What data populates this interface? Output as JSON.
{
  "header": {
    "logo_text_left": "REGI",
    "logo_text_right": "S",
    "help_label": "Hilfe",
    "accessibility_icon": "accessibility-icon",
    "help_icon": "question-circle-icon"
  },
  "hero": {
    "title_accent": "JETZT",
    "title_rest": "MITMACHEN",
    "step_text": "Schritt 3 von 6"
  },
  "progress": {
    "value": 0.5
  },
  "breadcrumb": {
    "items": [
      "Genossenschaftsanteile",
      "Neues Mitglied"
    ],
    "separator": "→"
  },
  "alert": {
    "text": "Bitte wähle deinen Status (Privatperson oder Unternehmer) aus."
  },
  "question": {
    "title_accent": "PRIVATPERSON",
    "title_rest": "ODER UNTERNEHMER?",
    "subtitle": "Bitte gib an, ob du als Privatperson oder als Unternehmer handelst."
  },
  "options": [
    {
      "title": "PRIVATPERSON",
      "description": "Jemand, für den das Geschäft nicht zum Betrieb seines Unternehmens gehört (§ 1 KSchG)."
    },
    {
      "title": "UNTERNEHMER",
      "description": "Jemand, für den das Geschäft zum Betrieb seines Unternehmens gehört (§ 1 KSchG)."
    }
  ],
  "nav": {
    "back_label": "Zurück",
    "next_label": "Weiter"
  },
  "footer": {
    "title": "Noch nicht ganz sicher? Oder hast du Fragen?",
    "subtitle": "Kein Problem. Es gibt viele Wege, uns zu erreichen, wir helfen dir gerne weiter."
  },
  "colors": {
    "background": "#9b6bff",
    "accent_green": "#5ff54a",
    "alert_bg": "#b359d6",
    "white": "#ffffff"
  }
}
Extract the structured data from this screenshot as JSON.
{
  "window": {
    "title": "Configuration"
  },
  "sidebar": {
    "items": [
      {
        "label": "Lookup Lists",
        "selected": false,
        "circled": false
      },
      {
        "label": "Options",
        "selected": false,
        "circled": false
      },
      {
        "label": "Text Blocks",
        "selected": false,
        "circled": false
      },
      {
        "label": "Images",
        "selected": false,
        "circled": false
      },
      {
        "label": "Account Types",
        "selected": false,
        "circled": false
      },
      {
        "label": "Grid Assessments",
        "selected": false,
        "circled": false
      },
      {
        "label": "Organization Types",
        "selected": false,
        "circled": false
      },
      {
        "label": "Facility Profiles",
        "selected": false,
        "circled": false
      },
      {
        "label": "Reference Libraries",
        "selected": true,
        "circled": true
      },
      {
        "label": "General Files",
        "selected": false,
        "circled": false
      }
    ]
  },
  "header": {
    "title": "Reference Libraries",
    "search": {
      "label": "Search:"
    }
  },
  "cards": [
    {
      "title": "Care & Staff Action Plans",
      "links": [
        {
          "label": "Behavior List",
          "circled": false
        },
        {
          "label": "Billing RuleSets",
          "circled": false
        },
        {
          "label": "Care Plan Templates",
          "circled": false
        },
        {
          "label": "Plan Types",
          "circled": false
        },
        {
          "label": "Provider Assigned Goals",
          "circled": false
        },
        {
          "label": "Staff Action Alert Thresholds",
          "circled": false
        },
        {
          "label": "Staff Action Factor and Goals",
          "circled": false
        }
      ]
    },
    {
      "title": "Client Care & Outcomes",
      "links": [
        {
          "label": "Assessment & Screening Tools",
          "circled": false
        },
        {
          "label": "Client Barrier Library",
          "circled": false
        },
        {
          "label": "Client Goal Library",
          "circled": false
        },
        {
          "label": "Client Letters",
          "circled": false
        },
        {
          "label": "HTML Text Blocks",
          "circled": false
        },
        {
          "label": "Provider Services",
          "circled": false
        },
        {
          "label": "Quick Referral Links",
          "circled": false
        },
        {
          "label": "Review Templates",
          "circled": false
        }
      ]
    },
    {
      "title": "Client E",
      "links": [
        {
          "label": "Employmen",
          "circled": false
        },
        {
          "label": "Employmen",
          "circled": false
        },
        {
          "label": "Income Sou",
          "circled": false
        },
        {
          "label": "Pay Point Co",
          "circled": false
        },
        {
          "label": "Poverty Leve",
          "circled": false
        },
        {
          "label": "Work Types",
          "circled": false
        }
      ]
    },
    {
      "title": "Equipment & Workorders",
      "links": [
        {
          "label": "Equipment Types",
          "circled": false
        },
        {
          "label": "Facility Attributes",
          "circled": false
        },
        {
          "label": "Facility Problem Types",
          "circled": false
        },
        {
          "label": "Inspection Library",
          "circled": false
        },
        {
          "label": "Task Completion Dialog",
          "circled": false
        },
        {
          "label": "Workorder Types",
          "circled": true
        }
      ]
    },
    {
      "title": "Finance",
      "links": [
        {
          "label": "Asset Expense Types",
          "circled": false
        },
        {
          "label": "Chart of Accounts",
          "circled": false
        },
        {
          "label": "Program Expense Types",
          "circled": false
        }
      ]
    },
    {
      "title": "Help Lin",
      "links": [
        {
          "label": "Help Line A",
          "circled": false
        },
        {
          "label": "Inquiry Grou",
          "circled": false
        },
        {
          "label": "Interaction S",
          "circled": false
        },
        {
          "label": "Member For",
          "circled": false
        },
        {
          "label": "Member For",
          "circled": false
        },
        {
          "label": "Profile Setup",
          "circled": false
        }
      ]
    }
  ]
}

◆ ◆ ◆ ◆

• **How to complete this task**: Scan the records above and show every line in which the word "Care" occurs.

• **Answer for this exercise**:
      "title": "Care & Staff Action Plans",
          "label": "Care Plan Templates",
      "title": "Client Care & Outcomes",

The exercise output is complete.